■ **PROBLEM TO WORK ON**
Read the records below. Copy each line where the string "JSON" occurs.
[[ SUPPLIED MATERIAL, beginning ]]
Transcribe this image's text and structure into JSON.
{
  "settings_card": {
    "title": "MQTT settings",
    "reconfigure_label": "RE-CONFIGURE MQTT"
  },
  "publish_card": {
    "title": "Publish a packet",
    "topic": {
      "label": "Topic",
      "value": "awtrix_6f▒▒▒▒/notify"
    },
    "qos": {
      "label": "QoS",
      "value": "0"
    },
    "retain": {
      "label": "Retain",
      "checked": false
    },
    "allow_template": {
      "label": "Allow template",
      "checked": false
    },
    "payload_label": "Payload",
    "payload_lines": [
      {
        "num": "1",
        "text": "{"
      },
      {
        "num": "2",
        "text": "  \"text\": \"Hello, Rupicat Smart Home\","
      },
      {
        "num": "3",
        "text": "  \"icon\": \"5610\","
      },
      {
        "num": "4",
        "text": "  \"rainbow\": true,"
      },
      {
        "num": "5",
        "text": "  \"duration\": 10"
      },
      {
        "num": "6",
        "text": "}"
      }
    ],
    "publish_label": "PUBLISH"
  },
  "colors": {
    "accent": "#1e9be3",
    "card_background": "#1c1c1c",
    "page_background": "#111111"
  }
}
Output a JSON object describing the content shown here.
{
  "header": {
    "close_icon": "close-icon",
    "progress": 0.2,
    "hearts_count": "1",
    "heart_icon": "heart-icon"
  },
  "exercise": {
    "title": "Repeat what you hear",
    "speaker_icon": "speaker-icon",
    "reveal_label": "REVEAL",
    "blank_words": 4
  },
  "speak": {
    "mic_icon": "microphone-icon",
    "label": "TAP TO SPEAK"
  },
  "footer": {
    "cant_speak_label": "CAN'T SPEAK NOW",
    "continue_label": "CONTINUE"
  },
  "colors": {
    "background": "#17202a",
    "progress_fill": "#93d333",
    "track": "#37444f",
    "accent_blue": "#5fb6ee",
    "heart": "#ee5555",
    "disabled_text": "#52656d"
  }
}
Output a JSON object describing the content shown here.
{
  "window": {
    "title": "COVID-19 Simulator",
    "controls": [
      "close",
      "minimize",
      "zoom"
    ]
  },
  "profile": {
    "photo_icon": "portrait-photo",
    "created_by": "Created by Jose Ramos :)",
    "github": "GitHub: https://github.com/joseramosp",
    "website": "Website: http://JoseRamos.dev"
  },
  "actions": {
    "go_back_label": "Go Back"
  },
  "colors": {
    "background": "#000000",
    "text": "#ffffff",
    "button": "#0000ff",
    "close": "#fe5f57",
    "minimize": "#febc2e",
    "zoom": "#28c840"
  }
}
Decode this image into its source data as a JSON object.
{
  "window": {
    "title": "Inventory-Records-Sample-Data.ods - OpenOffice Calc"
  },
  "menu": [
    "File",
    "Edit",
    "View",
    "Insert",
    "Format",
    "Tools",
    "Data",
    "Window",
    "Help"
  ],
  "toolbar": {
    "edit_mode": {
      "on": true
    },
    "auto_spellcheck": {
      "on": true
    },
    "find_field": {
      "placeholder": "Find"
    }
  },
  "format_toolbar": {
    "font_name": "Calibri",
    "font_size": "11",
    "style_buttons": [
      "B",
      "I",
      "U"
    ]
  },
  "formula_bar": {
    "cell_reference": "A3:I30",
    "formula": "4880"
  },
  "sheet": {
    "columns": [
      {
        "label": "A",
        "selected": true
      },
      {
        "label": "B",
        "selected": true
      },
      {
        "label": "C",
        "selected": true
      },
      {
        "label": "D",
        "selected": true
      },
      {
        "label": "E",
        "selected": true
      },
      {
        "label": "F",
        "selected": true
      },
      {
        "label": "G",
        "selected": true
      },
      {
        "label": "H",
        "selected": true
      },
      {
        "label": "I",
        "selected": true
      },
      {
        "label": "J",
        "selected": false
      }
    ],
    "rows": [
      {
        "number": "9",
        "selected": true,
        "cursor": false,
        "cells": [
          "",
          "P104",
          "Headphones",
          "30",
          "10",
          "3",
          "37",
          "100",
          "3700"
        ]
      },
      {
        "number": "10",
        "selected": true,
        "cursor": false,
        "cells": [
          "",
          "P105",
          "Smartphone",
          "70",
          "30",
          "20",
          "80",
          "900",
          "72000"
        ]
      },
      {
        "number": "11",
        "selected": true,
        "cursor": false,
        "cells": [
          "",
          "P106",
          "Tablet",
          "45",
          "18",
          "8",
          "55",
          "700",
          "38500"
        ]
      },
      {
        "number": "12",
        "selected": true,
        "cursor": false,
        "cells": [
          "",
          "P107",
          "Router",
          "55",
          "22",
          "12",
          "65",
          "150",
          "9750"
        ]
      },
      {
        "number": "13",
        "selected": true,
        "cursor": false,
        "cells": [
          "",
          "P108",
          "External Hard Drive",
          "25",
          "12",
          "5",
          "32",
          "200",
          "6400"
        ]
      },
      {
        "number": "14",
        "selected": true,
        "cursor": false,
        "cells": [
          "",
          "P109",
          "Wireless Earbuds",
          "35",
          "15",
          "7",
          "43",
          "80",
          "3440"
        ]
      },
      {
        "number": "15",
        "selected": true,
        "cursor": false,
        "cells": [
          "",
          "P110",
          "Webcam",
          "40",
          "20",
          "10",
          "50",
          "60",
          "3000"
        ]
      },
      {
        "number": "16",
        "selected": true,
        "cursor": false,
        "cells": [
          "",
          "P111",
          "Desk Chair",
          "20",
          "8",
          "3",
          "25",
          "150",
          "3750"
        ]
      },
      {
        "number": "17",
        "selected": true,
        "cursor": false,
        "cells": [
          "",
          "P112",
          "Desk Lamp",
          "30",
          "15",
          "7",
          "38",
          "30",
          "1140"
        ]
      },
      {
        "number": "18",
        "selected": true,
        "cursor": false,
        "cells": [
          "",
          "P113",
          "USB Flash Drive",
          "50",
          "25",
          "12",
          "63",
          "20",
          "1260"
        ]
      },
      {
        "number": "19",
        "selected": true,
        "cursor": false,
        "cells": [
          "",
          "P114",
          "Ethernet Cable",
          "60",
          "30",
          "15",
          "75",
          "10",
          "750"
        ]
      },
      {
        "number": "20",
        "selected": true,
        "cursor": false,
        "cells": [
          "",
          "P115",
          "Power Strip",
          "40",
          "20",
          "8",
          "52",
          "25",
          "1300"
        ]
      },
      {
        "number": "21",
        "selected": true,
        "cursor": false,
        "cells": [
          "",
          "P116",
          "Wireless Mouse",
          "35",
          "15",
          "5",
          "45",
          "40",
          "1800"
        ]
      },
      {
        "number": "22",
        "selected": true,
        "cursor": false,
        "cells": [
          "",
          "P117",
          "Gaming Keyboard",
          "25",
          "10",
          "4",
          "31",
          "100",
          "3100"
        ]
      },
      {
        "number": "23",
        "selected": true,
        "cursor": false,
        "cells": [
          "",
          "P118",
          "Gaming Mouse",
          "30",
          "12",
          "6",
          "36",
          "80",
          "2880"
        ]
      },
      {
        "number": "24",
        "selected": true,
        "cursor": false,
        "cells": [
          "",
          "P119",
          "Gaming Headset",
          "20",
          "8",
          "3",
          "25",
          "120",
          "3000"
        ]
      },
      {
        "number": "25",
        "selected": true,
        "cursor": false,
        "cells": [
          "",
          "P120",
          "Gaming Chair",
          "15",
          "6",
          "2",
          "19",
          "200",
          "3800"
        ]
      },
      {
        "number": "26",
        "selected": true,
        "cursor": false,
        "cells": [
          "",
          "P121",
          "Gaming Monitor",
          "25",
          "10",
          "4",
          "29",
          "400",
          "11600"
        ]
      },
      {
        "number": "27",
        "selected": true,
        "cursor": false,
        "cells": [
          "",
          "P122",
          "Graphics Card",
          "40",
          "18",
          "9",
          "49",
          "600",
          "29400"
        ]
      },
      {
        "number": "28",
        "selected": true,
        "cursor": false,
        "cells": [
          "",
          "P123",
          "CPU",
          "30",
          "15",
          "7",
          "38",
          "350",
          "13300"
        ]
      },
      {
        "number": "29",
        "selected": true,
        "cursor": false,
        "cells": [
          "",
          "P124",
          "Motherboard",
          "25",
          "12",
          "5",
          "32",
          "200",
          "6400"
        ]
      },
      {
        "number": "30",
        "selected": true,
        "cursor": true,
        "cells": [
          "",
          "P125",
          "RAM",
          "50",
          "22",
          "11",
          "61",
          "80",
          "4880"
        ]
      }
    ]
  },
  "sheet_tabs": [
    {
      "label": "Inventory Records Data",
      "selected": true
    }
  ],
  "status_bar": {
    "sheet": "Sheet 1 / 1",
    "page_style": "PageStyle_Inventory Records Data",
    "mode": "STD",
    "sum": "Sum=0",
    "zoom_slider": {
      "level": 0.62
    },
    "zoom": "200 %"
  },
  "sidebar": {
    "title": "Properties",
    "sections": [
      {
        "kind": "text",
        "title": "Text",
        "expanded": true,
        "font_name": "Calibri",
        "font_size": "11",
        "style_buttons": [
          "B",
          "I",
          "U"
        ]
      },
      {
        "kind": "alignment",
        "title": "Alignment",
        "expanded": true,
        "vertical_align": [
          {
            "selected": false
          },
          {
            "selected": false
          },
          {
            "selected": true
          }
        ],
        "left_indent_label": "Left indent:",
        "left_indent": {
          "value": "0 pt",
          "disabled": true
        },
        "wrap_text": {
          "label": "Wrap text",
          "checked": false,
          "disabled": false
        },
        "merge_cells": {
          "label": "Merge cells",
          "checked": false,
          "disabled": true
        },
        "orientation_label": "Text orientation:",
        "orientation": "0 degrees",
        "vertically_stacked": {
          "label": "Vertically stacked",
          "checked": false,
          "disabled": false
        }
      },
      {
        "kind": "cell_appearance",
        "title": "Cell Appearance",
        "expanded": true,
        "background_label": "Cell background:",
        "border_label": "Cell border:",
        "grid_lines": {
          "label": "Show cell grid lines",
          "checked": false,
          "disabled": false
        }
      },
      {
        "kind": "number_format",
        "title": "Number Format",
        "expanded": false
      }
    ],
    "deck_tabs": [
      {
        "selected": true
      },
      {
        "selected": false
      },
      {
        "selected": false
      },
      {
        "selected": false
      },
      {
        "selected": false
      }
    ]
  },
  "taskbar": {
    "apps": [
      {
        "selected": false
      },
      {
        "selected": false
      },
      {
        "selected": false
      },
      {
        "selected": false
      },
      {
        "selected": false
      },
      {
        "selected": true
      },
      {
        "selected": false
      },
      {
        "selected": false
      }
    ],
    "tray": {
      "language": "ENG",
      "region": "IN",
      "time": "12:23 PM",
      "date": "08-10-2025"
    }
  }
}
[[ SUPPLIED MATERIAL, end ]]
■ **SOLUTION TO THIS TASK**
Transcribe this image's text and structure into JSON.
Output a JSON object describing the content shown here.
Output a JSON object describing the content shown here.
Decode this image into its source data as a JSON object.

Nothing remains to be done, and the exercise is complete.